Individuals use tools, and the use delivers a return of value that is /1. This is a fundamentally different model.
One word: Synergy. When I write this, the tool I use gives me /1 return on my time and effort. There’s an opportunity cost in not doing one of 100 other possible activities. But the ideas that flow forth and influence others multiply that /1 into N x 1 quickly. I could shout the same ideas in the town square but the effects of dense network connectivity among my online community, and their 2nd and 3rd tier connectivity, massively multiplys the impact of one good post.
VRM doesn’t just deliver /1 return on your investment. It aggregates and delivers a portion of the /1 from all the other users. And because it’s bits and not atoms, it can replicate this benefit at near zero incremental cost indefinitely, even retroactively, and over a broad population.
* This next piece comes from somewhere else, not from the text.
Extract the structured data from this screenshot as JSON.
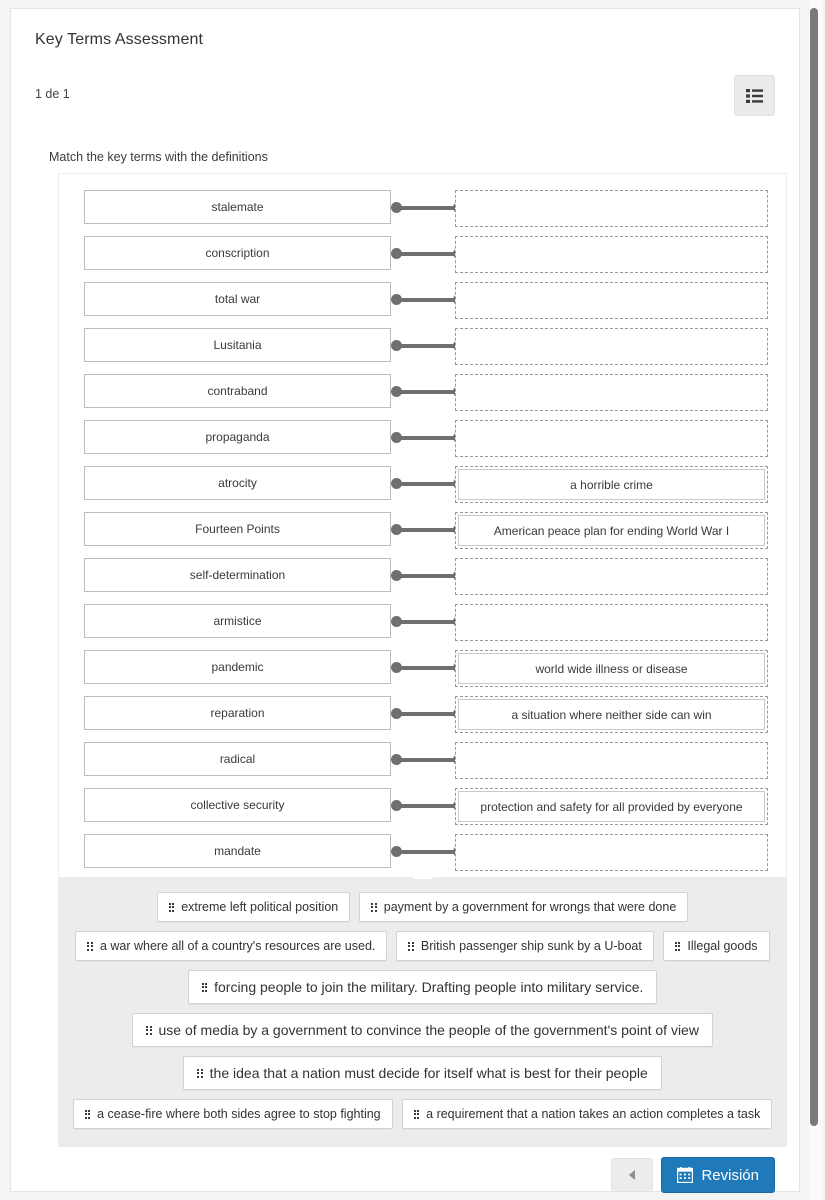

The first person with a FAX machine was the proud owner of a very expensive brick. The value of the FAX machine is only realized in the availability of a large, densely connected network of them.
The first person with a VRM app will be the proud owner of some very expensive bits. The value of VRM is only realized as a participant in a large network of connected nodes with sufficient density and signal (both quantity and quality) to act as a stabilizing force in the relationship and level the communication path so that it is no longer upstream/downstream but pub/sub and peer-to-peer.
Revenue silos are the ultimate context controllers in current market designs. Sovereign Individuals will not empower silos as they exist today… and the future [neo/s] is only going to be built successfully with this in mind.
Probably true but now you are forecasting the other side of the singularity. We can anticipate things that are incrementally improved from what we have today but are unprepared to predict the possibilities that emerge from there and the ones built on that. But given the rate of technology there’s a good chance we’ll live to find out.
I’m not completely abandoning the question but as a futurist, I have a much clearer idea of emergent models arising from devices than I do of those arising from social and commercial systems. Given my Asperger’s traits, that’s really no surprise, though.